Thanks to the medical profession and a few public-spirited publications, the public is becoming more and more awakened to the danger of cancer and the good results that can be obtained when the condition is recognized at a sufficiently early period, and every surgeon is noting that he is seeing not only more and more of early cancer, but-more and more cases of the precancerous conditions. To again quote Bloodgood: "It is interesting to note that the number of these benign lesions applying for treatment is on the increase. Up until 1910 the percentage of these was but 14, in the past two years the benign precancerous lesions have increased to 30 percent, and the relative number of fully developed cancers is apparently on the decrease. . . . My table shows that between the years 1890 and 1913, sixteen patients have sought advice with lesions of less than a month's duration. (Practically all of these were recent cases, and in people who have been reached directly by the education of the students of the third and fourth year.) Fifty patients sought advice within two months after the onset of the first lesion; 77 between three and six months; 109 between six and twelve months; 344 from one to ten years or more." In the vast majority of instances, however, malignant change had been present upward of six months before operation was performed. In speaking of eight cases of perithelial angiosarcoma of the skin, Bloodgood says: "In five of these cases the tumor had been present one or more years; in only three cases less than a year. In every instance, therefore, there had been the opportunity for an earlier complete local operation. Not one of these eight cases was cured. If we are to get better results in dealing with the malignant tumors of the skin, we must see and treat our patients at an earlier date. The public must be taught to realize that nothing can be gained by delay. They should further be taught the danger of consulting men who are ignorant and mercenary, and absolutely without conscience. Every physician should have at hand a few copies of the American Medical Association's expose of those engaged in this nefarious trade.

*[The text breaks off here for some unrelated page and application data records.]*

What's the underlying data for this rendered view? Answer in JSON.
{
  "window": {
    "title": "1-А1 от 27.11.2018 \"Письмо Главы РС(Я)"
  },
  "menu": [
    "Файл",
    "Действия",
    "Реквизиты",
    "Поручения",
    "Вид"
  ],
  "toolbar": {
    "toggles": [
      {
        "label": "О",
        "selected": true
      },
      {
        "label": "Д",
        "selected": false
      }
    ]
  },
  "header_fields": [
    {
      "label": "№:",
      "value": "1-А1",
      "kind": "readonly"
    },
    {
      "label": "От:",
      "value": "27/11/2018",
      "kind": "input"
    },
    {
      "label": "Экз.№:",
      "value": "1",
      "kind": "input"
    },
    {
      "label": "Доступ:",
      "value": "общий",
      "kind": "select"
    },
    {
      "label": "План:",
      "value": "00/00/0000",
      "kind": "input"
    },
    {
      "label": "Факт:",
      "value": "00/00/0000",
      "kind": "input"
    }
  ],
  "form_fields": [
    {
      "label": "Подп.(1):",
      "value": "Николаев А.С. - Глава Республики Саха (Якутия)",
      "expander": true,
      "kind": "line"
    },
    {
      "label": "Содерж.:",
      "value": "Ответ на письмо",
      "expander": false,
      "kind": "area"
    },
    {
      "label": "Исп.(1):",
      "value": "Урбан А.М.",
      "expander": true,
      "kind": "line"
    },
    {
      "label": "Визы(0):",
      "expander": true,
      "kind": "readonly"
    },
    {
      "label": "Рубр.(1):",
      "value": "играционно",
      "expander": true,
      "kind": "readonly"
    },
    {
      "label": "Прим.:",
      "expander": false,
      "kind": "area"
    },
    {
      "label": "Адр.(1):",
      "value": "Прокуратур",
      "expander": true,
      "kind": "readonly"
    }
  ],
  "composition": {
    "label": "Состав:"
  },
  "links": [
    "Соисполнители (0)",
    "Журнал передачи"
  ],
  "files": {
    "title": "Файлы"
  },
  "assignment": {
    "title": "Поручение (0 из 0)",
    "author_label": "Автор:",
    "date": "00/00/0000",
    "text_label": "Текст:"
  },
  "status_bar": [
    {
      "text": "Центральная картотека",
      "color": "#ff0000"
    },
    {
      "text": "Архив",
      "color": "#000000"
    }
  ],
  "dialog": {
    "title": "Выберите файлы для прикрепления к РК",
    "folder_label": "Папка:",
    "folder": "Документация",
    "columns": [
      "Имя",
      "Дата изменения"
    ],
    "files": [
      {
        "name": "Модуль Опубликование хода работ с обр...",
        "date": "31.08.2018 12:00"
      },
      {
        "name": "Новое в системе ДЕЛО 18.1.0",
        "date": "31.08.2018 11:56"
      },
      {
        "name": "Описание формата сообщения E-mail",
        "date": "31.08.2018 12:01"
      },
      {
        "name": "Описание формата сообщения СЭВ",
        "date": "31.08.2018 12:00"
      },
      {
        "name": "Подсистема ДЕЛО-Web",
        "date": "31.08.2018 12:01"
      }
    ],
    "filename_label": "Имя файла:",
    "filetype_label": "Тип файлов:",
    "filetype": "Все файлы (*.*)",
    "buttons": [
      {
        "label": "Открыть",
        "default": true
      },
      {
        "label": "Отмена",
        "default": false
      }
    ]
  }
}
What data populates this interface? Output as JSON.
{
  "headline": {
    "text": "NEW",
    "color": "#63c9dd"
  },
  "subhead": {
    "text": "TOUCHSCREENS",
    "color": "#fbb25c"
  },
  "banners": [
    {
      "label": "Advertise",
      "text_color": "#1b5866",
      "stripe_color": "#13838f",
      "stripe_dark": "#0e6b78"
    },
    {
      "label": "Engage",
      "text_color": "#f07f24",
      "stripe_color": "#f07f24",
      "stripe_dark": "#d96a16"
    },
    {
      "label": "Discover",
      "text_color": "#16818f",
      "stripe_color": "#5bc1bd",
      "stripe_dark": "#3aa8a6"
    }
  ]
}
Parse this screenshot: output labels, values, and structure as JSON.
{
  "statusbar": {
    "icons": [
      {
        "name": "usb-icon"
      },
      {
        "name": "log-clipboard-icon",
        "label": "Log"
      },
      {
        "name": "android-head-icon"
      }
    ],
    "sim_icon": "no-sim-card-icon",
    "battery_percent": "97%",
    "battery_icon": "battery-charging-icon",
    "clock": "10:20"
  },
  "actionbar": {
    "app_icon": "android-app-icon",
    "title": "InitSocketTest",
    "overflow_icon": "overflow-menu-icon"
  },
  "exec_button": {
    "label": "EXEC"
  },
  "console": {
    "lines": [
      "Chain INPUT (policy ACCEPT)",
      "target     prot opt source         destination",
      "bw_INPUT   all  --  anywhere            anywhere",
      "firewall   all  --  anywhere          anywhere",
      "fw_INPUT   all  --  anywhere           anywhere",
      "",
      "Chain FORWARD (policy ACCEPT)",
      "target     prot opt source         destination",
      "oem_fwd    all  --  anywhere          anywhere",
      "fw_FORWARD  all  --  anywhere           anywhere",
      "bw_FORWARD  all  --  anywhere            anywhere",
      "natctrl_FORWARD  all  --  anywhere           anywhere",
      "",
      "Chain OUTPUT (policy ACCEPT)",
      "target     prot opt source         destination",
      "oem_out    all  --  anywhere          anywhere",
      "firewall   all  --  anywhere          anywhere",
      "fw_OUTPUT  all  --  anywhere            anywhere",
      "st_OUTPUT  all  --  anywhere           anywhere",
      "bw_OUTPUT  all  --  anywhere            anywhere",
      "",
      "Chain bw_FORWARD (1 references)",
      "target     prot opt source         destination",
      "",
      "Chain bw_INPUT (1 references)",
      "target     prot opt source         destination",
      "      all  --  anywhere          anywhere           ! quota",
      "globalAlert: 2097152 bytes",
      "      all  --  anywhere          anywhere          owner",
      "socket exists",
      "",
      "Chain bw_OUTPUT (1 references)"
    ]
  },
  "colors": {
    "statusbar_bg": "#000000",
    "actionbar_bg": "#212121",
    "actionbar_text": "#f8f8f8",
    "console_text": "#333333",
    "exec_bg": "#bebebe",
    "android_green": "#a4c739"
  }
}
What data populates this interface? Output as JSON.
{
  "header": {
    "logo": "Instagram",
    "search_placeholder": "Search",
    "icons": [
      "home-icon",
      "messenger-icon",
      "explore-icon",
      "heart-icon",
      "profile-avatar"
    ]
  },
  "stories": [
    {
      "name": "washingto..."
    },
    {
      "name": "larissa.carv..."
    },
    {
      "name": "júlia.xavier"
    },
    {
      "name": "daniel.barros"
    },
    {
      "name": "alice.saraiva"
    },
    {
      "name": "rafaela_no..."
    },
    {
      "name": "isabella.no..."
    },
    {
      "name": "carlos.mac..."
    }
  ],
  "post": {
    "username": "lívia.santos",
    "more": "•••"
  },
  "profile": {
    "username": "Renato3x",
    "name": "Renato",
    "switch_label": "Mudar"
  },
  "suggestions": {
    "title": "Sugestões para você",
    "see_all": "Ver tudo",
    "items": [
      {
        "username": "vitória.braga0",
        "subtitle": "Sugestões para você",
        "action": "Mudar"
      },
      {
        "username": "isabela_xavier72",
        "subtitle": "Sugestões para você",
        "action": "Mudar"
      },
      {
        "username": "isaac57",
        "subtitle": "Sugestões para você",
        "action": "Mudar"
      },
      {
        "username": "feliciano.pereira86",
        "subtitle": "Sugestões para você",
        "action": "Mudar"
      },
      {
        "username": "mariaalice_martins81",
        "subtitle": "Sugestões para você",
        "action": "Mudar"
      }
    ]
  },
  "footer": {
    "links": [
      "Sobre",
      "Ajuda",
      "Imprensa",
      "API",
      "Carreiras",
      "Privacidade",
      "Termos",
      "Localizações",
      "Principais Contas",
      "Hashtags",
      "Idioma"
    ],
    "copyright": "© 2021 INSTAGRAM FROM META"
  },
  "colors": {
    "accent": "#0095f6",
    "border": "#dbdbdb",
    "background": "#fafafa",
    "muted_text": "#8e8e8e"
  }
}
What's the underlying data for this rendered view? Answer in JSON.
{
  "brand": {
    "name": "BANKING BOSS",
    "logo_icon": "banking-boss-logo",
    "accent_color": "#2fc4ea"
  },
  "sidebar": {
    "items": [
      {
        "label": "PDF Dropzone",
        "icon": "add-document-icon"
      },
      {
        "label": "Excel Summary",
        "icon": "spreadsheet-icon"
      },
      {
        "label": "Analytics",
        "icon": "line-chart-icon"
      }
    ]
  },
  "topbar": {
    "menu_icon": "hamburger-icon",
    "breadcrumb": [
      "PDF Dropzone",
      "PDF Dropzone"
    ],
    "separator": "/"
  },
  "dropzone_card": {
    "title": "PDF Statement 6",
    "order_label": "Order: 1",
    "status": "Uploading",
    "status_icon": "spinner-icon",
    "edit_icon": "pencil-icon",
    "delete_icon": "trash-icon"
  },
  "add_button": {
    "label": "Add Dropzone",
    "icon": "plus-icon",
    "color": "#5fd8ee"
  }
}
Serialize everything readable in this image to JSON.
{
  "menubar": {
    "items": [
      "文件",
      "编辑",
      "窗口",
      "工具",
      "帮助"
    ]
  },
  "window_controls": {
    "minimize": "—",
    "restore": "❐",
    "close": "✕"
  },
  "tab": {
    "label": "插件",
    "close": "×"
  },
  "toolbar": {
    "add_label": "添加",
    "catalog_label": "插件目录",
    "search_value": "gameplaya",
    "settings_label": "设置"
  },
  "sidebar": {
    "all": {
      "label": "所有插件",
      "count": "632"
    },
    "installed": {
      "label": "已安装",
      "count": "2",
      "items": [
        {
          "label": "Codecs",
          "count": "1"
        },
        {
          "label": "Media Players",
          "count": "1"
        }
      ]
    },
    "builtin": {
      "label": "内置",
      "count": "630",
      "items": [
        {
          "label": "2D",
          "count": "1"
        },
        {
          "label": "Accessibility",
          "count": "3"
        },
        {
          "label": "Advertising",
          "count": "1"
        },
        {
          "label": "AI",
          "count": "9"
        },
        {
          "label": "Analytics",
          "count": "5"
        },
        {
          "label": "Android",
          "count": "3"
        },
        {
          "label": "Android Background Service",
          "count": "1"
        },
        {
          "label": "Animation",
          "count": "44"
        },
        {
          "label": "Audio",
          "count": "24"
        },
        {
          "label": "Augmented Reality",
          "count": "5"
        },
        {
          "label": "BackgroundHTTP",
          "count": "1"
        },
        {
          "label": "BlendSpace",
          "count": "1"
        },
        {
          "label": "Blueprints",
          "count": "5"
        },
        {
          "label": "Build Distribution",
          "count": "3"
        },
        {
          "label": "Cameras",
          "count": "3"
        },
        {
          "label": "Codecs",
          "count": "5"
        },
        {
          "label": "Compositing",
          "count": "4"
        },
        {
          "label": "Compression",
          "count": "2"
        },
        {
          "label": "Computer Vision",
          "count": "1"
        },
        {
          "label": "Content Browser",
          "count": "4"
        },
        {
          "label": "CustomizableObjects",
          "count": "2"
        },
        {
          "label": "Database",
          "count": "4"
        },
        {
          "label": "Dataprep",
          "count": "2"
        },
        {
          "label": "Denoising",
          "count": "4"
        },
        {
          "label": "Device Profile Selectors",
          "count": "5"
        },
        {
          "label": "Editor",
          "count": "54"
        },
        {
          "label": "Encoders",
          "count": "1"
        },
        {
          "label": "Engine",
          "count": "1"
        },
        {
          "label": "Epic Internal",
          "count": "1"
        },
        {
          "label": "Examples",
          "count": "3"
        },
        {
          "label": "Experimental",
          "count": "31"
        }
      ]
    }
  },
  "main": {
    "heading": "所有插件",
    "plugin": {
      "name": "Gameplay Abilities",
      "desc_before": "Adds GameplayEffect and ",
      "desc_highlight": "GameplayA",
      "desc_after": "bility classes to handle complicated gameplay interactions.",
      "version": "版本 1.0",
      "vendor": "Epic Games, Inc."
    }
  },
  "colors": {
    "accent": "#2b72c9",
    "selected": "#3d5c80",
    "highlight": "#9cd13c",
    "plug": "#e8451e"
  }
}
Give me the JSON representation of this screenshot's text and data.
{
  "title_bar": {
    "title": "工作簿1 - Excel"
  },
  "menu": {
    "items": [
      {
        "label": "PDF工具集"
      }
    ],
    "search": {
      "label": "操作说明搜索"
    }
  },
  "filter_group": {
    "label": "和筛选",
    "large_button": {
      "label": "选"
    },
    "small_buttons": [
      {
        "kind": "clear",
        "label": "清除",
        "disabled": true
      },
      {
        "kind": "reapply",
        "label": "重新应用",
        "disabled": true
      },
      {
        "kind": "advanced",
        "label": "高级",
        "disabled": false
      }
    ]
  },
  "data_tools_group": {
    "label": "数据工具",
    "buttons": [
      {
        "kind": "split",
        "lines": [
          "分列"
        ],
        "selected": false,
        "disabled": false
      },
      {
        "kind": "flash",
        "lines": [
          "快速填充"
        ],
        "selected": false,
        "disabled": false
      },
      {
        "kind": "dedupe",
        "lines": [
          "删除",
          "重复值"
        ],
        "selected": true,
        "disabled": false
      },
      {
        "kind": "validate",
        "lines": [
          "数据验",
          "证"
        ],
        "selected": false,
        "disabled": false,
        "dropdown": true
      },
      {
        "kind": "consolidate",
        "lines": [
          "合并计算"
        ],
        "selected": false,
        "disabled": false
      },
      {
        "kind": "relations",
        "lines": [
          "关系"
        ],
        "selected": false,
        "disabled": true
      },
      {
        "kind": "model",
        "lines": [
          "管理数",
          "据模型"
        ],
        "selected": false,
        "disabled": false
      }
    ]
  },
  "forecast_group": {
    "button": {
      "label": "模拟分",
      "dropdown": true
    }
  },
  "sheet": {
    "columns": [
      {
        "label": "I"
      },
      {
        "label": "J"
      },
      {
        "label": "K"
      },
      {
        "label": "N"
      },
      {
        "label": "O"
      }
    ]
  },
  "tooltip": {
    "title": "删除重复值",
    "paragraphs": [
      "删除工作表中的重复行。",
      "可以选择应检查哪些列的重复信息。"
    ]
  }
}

There are, of course, a number of ways in which the public can be reached in such matters, but in my judgment none is so effective as the personal plea of the physician to a patient or household that has confidence in him. Public lectures, and articles contributed to the daily papers or to the public magazines have but a transient effect, and are usually speedily forgotten. And just for this reason it is necessary that every qualified physician and every embryonic physician shall have impressed on him the danger of precancerous affections, and should be taught not only in his course in pathology, but also in surgery, medicine, and dermatology, the fact that a cancer nearly always arises upon the site of an abnormality, be it congenital or acquired. And in many medical schools this is not sufficiently well done. It is unjust to blame the busy practitioner for neglecting to keep up with these advances when he did not receive the proper instruction, but fortunately the ethical medical journals of today are teaching this very point, and emphasizing the necessity of recognizing cancer early. If the physician is in doubt, there is always an expert within call, a man who has the necessary ability and apparatus to make a diagnosis.